- **AIM OF THE TASK**: Read through the data, and wherever a line holds the word "基础依赖", write that line out.

Segment Open

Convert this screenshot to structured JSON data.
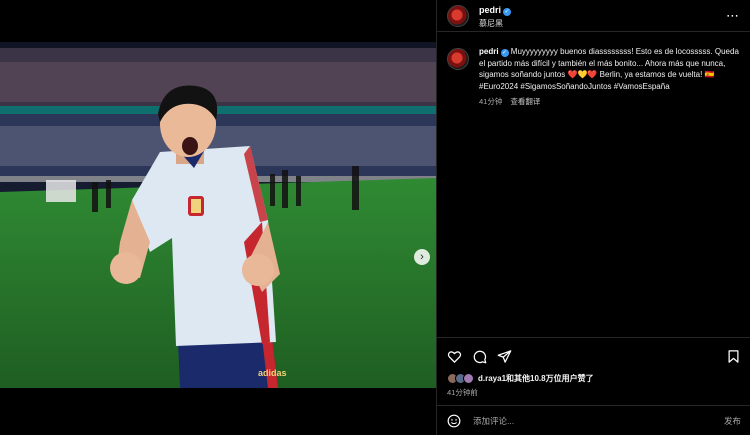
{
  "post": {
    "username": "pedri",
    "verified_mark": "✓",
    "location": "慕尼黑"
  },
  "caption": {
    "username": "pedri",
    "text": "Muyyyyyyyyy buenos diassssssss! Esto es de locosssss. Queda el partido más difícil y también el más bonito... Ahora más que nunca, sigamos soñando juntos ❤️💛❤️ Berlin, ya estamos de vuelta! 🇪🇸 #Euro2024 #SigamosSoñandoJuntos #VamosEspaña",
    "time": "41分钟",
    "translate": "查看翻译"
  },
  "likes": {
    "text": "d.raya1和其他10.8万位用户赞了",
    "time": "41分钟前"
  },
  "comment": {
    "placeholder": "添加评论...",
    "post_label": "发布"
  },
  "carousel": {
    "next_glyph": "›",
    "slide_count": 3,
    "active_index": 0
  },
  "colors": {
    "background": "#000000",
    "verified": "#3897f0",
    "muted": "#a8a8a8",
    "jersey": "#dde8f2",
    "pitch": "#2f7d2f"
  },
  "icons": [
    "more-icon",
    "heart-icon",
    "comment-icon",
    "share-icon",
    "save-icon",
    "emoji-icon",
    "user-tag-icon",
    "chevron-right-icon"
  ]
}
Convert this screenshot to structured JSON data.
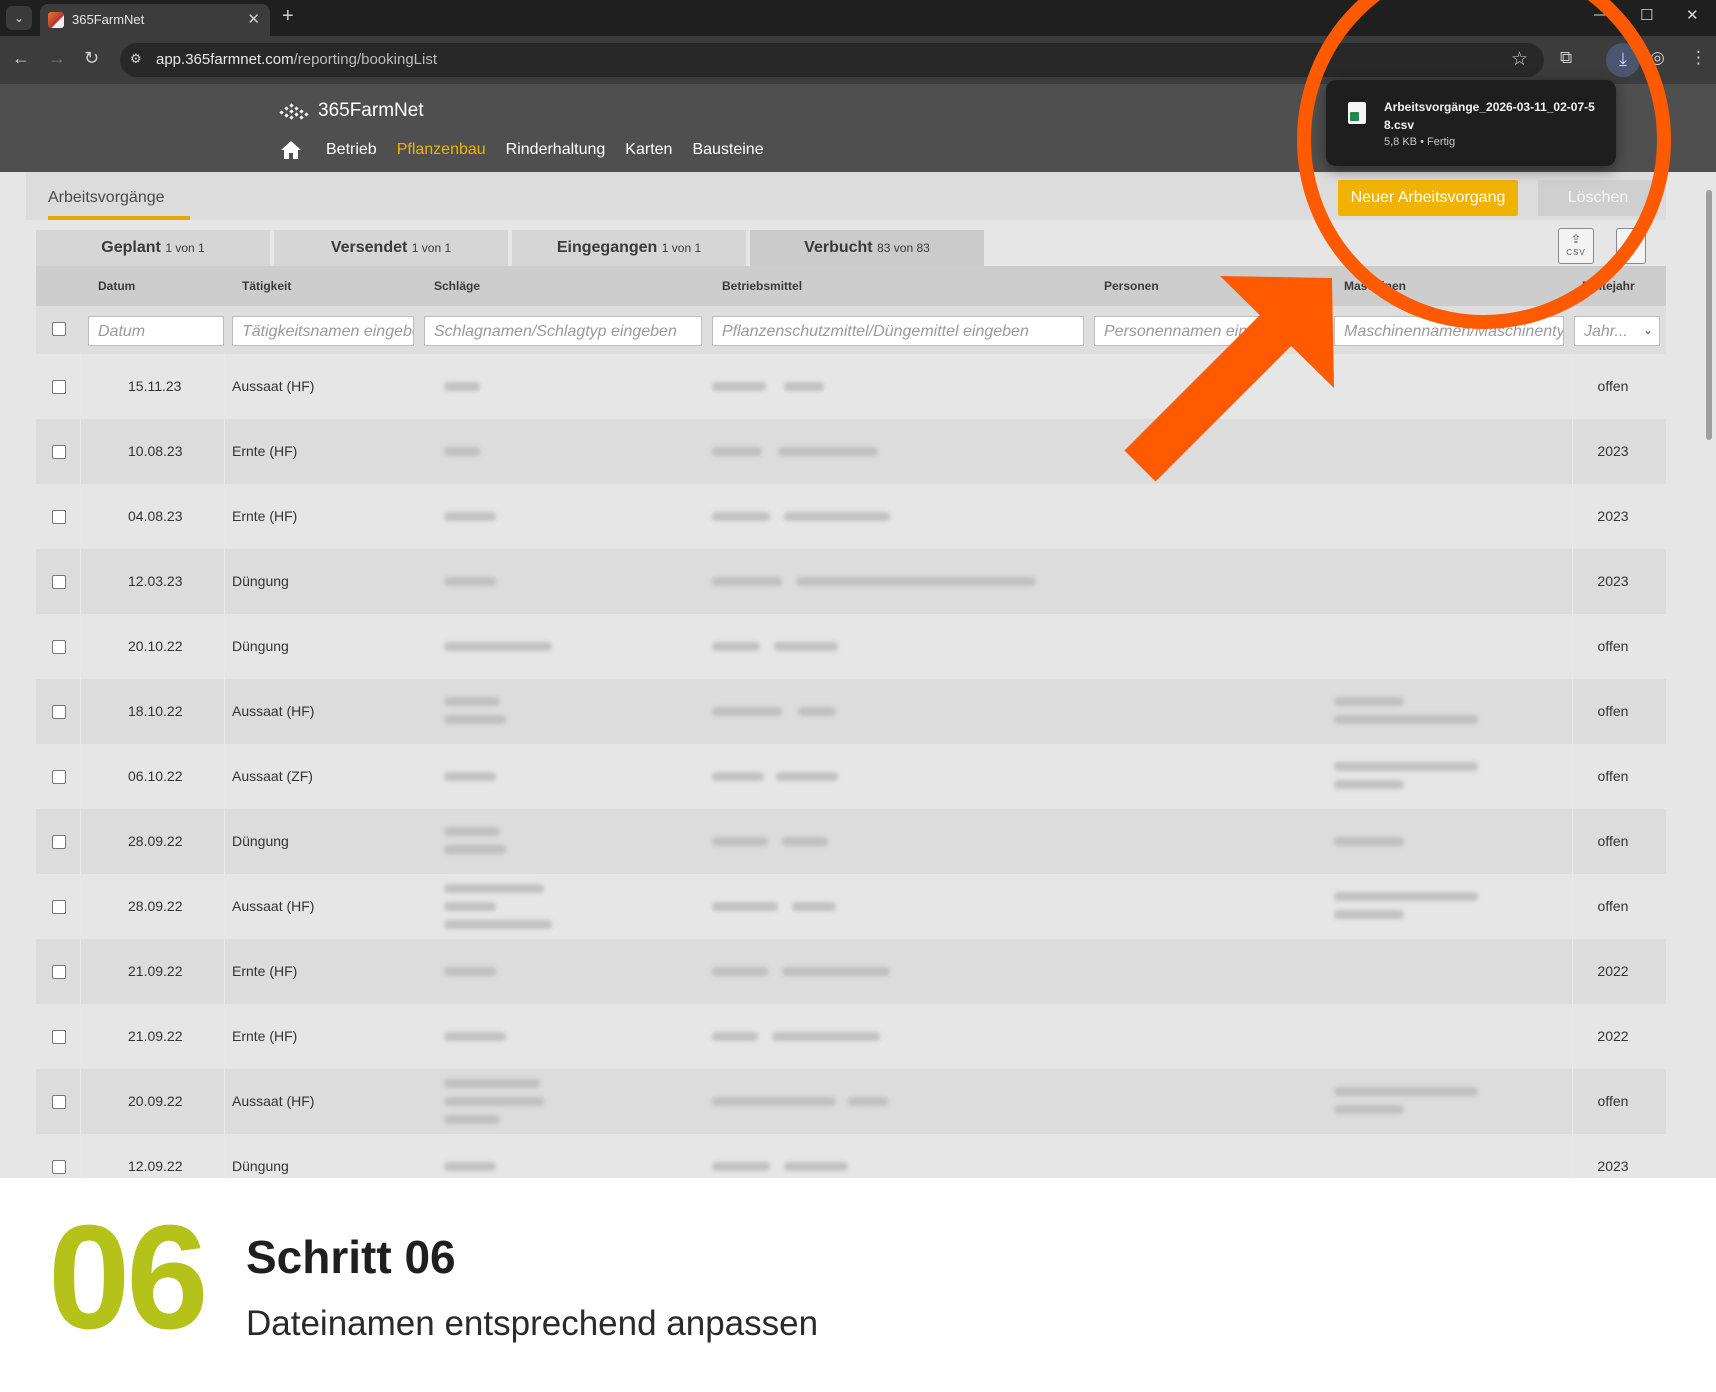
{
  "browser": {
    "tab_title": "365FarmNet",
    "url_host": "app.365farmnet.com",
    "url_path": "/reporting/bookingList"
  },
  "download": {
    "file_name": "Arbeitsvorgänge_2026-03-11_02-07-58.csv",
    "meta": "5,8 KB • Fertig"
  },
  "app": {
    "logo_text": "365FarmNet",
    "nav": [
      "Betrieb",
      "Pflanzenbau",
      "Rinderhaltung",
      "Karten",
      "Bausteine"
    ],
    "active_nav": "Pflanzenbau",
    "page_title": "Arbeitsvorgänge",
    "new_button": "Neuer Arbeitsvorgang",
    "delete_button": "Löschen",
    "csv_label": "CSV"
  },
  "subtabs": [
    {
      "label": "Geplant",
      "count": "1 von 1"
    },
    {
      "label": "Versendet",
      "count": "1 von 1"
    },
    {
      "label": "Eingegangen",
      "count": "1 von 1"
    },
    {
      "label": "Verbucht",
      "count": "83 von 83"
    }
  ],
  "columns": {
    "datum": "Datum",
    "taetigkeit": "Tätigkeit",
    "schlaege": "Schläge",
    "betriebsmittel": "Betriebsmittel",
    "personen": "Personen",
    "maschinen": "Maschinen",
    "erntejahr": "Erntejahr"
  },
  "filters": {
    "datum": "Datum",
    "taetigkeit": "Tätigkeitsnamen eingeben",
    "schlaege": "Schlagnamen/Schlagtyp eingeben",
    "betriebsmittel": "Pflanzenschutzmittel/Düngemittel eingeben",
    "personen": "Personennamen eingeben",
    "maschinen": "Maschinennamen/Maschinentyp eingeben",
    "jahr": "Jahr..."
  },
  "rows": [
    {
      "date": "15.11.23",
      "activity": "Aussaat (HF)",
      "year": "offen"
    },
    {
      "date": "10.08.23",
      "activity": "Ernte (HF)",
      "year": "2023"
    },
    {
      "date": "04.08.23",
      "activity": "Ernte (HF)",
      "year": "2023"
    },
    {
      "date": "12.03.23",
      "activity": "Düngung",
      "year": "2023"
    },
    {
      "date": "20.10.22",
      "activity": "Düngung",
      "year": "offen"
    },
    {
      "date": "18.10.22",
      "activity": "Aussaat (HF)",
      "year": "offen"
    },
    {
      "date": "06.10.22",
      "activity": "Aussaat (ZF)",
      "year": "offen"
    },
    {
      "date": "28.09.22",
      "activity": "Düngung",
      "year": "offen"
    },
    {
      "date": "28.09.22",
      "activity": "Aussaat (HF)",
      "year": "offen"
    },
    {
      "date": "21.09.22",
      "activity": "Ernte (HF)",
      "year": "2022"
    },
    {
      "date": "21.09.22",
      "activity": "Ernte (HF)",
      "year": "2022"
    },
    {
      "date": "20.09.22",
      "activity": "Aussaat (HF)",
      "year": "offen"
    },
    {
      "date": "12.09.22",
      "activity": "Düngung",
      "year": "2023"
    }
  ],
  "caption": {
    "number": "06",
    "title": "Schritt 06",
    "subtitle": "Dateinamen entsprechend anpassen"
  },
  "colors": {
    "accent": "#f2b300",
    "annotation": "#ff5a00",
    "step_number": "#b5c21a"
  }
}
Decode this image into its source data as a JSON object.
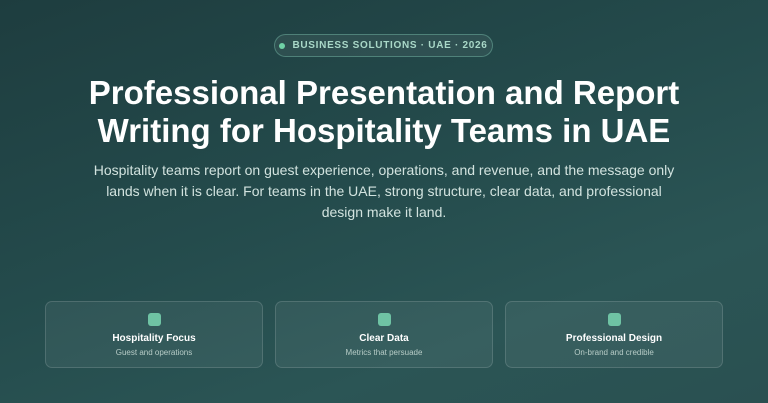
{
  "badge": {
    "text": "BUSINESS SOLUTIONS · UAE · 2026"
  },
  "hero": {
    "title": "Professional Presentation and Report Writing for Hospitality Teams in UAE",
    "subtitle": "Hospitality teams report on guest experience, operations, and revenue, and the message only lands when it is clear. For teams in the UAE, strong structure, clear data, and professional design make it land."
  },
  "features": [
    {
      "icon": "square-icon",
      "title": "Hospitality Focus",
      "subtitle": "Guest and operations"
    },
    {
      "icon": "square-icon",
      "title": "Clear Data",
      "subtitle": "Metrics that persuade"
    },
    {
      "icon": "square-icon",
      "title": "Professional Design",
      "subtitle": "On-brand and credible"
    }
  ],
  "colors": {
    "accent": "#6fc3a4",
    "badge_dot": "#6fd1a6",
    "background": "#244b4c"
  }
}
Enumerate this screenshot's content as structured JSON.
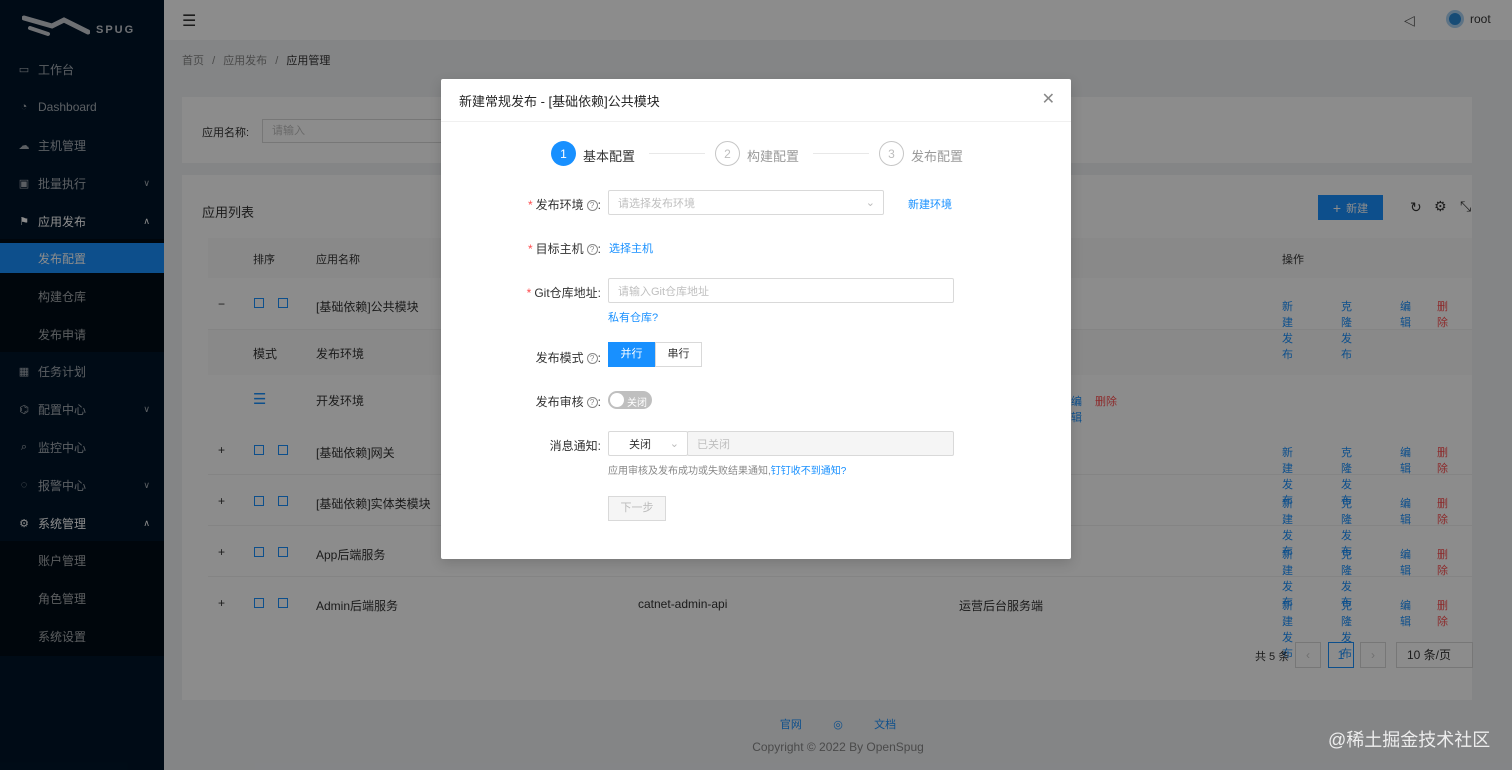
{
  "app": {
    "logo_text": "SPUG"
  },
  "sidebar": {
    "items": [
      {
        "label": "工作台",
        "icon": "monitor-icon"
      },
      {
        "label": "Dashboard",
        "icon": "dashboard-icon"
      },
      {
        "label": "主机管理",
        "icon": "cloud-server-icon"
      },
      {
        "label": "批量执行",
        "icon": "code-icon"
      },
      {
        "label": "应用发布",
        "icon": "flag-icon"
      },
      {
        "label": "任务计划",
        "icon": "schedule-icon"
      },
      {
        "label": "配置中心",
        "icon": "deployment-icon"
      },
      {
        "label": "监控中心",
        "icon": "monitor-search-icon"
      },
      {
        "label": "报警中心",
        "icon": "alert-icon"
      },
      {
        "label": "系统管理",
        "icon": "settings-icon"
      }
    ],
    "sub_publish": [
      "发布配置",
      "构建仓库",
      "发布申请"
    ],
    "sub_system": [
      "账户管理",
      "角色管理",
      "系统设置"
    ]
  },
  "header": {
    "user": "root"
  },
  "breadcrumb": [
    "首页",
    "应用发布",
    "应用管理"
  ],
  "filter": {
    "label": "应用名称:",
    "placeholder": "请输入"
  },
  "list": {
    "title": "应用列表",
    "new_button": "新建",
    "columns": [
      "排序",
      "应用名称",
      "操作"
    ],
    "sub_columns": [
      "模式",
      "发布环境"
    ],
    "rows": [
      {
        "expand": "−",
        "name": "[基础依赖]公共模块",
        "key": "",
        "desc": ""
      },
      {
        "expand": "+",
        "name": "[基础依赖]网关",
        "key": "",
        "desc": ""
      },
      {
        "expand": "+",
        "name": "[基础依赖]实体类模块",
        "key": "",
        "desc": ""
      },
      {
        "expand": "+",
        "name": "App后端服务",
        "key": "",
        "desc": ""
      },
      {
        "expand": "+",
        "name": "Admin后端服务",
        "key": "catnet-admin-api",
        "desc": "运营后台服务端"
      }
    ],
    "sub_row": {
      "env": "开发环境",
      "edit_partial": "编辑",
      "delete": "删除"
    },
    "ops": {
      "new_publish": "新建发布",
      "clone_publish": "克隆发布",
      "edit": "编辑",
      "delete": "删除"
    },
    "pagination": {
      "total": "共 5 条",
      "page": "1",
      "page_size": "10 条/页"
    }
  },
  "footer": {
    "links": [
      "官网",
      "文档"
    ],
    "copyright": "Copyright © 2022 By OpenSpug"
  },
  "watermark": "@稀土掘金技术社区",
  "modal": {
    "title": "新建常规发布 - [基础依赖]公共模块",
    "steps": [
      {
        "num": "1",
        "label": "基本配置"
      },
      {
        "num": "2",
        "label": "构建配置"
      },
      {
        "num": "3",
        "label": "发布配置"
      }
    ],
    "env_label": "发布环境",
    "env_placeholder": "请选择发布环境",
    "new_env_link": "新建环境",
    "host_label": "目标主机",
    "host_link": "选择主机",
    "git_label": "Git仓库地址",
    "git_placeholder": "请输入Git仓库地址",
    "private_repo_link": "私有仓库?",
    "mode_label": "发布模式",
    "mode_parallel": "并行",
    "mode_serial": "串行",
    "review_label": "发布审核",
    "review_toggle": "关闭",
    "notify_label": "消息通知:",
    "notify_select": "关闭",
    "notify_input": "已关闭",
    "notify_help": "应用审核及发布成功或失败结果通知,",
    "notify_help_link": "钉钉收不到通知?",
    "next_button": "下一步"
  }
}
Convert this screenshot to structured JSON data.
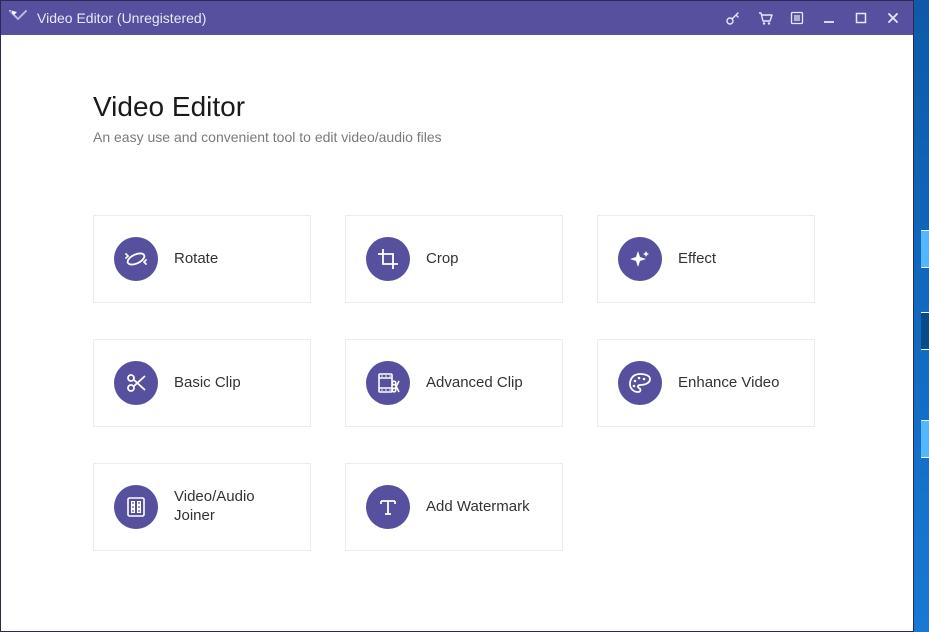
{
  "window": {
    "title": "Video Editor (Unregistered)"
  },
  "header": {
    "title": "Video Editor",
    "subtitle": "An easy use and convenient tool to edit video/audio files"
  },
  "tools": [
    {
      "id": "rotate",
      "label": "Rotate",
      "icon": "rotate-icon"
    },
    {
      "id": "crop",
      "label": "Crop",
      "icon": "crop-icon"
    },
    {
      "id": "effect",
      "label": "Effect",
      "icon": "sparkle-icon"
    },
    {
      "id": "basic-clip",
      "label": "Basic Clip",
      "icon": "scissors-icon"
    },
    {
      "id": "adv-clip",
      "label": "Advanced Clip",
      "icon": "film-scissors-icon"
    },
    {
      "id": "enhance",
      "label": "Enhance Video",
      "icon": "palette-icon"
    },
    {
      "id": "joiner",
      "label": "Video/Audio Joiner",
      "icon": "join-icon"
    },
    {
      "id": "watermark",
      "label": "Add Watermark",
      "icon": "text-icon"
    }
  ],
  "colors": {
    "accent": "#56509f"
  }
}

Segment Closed

- **THE COMPLETED TASK**:
        "name": "[基础依赖]公共模块",
        "name": "[基础依赖]网关",
        "name": "[基础依赖]实体类模块",
    "title": "新建常规发布 - [基础依赖]公共模块",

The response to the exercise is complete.